- Echocardiogram (Echo): This test uses sound waves to make a moving image of the heart on a video screen. It is similar to an ultrasound and can diagnose TGA by showing the structure and position of parts of the heart, as well as related heart defects like a ventricular septal defect or atrial septal defect.
- Cardiac catheterization: During this procedure, your doctor inserts a thin flexible tube (a catheter) into a blood vessel in the groin, then guides it up to the inside of the heart. A dye injected through the catheter makes the heart structures visible on x-ray pictures. The catheter also measures blood pressure and oxygen levels.
How is TGA treated?
Babies with TGA must have a connection (shunt) placed between the two circulatory systems in order to survive. Surgery within the first few weeks of life is usually needed to correct TGA.
Once diagnosed, your child's specific treatment may vary, depending on his or her individual needs. Your child may be admitted to the intensive care unit (ICU) or special care nursery as soon as symptoms are noted.

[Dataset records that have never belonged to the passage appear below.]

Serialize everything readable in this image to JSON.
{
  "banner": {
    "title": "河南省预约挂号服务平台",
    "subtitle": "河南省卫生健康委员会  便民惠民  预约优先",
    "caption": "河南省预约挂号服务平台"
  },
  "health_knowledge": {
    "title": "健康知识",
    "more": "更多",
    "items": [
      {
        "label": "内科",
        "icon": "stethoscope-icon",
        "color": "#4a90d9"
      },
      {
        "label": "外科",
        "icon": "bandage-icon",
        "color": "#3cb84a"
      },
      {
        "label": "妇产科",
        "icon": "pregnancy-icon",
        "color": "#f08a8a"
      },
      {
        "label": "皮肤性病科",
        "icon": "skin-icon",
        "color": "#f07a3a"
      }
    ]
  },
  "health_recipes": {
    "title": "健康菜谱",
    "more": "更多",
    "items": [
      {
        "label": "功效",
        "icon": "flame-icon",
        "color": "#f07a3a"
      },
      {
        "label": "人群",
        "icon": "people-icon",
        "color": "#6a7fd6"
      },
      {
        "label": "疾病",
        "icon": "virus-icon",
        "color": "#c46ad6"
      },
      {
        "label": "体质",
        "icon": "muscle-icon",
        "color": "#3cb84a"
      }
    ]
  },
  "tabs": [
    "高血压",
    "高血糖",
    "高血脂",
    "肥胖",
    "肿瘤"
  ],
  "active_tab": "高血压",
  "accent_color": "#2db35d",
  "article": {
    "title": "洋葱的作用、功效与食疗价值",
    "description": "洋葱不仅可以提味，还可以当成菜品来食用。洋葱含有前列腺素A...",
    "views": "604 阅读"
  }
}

He or she may be placed on a ventilator to help with breathing.
In some cases, a procedure called atrial septostomy may be done to broaden the connection between the heart's chambers and allow oxygen-rich and oxygen-poor blood to mix so that the body receives more needed oxygen. Intravenous (IV) medications may be given to help your baby's heart and lung function.

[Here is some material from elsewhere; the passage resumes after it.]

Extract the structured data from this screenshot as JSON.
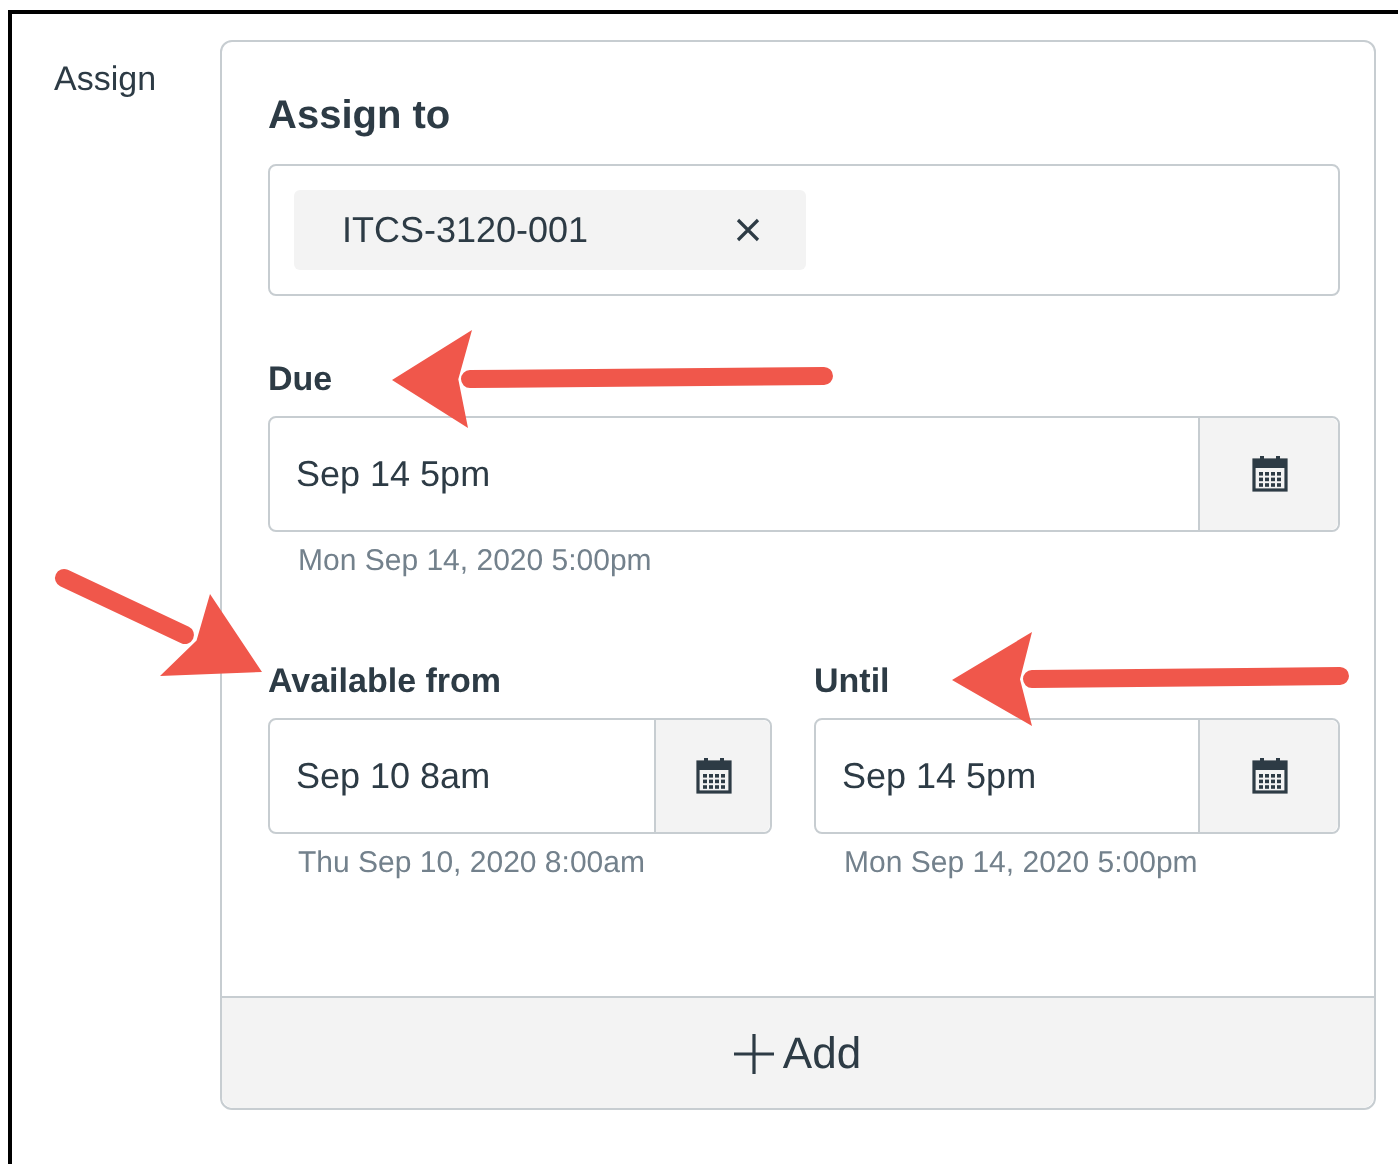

Usually, transposition of the great arteries is surgically corrected in the first month of life. Without corrective surgery, TGA is fatal in most cases within the first six months.

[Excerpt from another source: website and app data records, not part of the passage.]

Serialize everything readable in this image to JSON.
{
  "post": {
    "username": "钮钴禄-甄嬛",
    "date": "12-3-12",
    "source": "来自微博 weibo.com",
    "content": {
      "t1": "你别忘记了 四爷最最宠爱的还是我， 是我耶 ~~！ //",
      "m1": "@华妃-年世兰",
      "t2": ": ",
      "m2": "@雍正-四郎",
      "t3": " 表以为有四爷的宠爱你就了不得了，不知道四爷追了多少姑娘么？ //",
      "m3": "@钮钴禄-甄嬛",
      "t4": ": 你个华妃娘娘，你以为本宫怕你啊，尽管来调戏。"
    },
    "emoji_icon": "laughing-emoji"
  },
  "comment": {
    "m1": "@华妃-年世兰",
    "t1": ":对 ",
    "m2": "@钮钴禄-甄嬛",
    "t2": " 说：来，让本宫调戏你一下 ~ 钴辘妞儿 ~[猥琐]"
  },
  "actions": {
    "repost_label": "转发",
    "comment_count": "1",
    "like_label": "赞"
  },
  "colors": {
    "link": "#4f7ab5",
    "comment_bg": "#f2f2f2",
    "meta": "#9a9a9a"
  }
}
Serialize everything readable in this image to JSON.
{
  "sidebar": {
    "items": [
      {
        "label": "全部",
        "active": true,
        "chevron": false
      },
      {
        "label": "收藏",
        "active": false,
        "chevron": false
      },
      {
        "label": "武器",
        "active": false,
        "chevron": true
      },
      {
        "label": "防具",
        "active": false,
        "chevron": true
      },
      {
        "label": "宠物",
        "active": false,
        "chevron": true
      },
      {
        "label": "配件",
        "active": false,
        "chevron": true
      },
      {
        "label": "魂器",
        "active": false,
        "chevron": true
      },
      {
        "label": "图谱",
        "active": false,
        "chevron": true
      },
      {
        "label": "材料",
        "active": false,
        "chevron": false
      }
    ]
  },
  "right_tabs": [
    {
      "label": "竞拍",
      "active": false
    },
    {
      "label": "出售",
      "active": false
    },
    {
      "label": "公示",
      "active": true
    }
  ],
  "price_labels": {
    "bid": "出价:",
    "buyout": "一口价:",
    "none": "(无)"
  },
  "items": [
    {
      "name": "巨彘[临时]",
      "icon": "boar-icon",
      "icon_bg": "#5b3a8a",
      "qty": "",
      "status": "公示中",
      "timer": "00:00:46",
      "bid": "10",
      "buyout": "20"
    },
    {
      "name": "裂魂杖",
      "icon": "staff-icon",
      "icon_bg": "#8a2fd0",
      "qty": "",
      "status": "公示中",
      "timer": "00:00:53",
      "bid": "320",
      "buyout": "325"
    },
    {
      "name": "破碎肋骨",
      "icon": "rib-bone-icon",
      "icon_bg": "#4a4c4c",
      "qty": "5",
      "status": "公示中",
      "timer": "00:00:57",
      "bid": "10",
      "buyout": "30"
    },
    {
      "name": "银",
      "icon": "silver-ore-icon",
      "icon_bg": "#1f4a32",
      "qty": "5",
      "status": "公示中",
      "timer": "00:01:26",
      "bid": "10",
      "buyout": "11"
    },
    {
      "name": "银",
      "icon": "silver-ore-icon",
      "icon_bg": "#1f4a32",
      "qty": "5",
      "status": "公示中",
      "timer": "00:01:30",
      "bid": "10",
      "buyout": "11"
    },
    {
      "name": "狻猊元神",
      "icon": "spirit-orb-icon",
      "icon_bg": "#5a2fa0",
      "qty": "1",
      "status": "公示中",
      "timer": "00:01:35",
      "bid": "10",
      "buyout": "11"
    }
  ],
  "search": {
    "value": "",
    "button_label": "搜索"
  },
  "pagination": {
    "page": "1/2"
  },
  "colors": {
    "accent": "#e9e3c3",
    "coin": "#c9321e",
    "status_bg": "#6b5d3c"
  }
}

Procedures vary, but the most common is an arterial switch operation, in which your baby's surgeon moves the pulmonary artery and aorta to their normal positions and reattaches the coronary arteries to the aorta. If your baby has a ventricular septal defect or an atrial septal defect, those holes are usually closed up during the surgery. In some cases, however, small ventricular septal defects may be left to close on their own.
Many infants who undergo TGA surgical repair will grow and develop normally. However, your baby may need lifelong follow-up care with a cardiologist who can monitor his or her heart health for problems such as irregular heart rhythms, heart valve leaks, or narrowing of the arteries at their switch connections sites. The cardiologist may recommend that your child limit physical activity and take antibiotics before dental and surgical procedures to prevent infections.
About treatment for transposition of the great arteries at Children's
Hypoplastic left heart syndrome is treated through Children's cardiovascular program one of the largest and oldest pediatric cardiovascular programs in the region. Team members consistently achieve treatment results that are among the best in the nation. Each year, care is provided for thousands of the region¹s sickest children with heart conditions, including fetuses, newborns, infants, children, adolescents, and adult, long-term patients with pediatric cardiovascular conditions.
For more information, please call Children's Heart Clinic at 1-800-938-0301.
(From Pritchet & Hull Assoc., Inc.)
Heart with transposition of the great arteries with intact ventricular septum
(From Pritchet & Hull Assoc., Inc.)
Heart with transposition of the great arteries – arterial switch operation
(From Pritchet & Hull Assoc., Inc.)